Since then, however, Estonia’s international reputation for free press among peers has taken a bit of a beating, prompted by a law drafted by Estonia’s Minister of Justice, Rein Lang, that seeks to significantly reduce the traditional protection, including anonymity, afforded to journalists’ sources. The proposed law would provide courts with the power to imprison journalists who fail to reveal their sources as well as providing the legal system with the right to impose fines on newspapers solely on the suspicion that they intend to publish “potentially harmful information.”
While the draft has been presented to the Riigikogu only in its preliminary, draft form, Estonia’s media has been up in arms about its implications. The most notable reaction to date in print occurred on March 18th, when six of Estonia’s leading newspapers published blank front pages to protest the proposed law.

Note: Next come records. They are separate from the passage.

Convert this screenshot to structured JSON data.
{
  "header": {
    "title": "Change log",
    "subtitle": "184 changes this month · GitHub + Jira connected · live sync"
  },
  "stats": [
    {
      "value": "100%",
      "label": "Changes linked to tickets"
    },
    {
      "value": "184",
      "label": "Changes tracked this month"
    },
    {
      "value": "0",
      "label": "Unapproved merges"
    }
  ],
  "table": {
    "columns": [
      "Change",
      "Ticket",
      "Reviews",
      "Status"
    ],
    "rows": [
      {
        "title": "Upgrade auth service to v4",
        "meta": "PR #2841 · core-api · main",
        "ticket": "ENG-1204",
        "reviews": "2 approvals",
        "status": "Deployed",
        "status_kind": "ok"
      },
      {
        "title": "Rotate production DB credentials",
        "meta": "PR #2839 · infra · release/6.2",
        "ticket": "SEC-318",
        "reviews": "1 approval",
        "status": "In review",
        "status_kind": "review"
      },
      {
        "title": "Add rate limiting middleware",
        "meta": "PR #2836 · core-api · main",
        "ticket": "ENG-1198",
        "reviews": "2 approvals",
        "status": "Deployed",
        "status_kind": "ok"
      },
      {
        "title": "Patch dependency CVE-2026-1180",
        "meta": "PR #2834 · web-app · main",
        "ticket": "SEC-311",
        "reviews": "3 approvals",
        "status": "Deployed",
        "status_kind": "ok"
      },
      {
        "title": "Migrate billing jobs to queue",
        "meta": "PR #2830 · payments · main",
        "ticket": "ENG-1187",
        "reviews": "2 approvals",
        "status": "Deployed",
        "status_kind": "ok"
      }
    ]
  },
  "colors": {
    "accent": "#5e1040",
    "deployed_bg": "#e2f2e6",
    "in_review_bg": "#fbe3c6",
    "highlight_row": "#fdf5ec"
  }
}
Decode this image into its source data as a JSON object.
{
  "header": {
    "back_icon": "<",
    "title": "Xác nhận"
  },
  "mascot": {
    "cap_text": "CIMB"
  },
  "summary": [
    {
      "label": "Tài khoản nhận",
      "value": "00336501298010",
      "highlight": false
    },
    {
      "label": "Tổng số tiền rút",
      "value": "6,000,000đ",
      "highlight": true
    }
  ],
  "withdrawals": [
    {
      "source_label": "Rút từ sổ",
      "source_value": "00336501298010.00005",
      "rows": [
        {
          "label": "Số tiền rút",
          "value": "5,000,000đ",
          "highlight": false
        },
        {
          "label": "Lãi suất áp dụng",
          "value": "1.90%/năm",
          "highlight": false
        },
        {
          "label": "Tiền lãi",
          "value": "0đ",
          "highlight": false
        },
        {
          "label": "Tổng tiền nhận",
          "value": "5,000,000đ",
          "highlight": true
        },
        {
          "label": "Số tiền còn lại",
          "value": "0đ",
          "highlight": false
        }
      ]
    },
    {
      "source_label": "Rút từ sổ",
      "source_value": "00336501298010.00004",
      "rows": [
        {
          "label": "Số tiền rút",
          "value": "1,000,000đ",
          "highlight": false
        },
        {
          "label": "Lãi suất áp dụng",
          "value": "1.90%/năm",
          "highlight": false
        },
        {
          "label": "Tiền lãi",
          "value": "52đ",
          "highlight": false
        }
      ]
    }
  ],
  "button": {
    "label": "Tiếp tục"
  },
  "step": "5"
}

At the end of last month three prominent international media workers organizations decided to get involved. On March 29th the European Newspaper’s Publisher’s Association (ENPA), representing 5,200 newspapers in 25 European countries (including Estonia); the World Association of Newspapers and News Publishers (WAN-IFRA) and the World Editors Forum, representing 18,000 publications in more than 120 countries; and the European Union of Journalists (EFJ) representing 250,000 journalists across Europe (including Estonia) wrote an open letter to Estonia’s President, Toomas Hendrik Ilves. (It may be of interest to note here that the EFJ is the European group of the International Federation of Journalists, which represents journalists unions and associations across the world and is the largest professional organization of its kind.)
The letter, which can well be considered as reflecting the representative voice of journalists in Europe, has two key paragraphs, which state as follows:
“We are deeply concerned that this law poses a serious threat to freedom of the press. It would, in particular, have significant negative impact on investigative journalism and articles based on information provided by whistleblowers. Furthermore, the draft law is in clear conflict with Estonia’s treaty obligations, international standards of professional practice and codes of journalism ethics, including The Code of Ethics of the Estonian Press.
“ We respectfully call on you to do everything possible to ensure that the proposed unprecedented draft law is rejected in its current form and that amendments are introduced to provide full protection for journalists’ sources. We urge you to take all necessary steps to ensure that your country fully respects its international obligations and standards of press freedom.”
Since the Union of Estonian Journalists – Eesti Ajakirjanike Liit (EAL) – distributed this letter to its membership on March 30 (disclosure – the undersigned is a member of EAL) there has been no official response from either the president or the justice minister. Or, to be precise, nothing that has reached the membership of EAL from the EAL office. Nor have these eyes noticed anything online, while perusing Estonia’s dailies.
Is there a cover-up? Is this but a tempest in a teapot? Should journalists remain thankful that they at least have a job in these trying times? In these days of modern desinformatsiya, which include dishonest weblogs and pranks disseminated at the speed of the internet, facts are perhaps harder to ascertain than ever before. And when it comes to the fuzzy copyright and source acknowledgment issues on the net the issue becomes even murkier.
In one of those what ifs, had Bill Clinton (or for that matter Tricky Dick) been in power today, in the immediately tweeting and twittering interconnected media age, their transgressions-slash-ethics/law-breaking might never have taken place. Or so one hopes, knowing of the power of honest reporting based on reliable sources, sources who have provided the gen with the knowledge that they personally will not suffer vindictive retribution for exposing the truth to the media.
Is this what Justice Minister Lang is attempting to avoid with his draft law? Does THI have an opinion that might/could be publicized? It is good to know that large international journalists’ organizations are on to what might perhaps transpire in Estonia. Hats off to the brave journalists that went abroad to respected international organizations with their concerns.
Historical comparisons might exist for older readers, times, when newspapers would never dare publish a bare first page in protest of what to all intents and purposes is a rather draconian draft law.
Muzzling the media is no answer to resolving fundamental issues of honest and balanced reporting. For all of the flaws of Estonia’s dailies as seen from a North American perspective, (never mind their internet editions with the emphasis on titillation) one must still respect the Reporters Without Borders ranking as a valid and genuine peer evaluation.
Or is it truly that ethical journalism is so dangerous that democratically elected free world governments have something to fear? Pinch me, what century is this?
European journalists express concern about proposed sources law in Estonia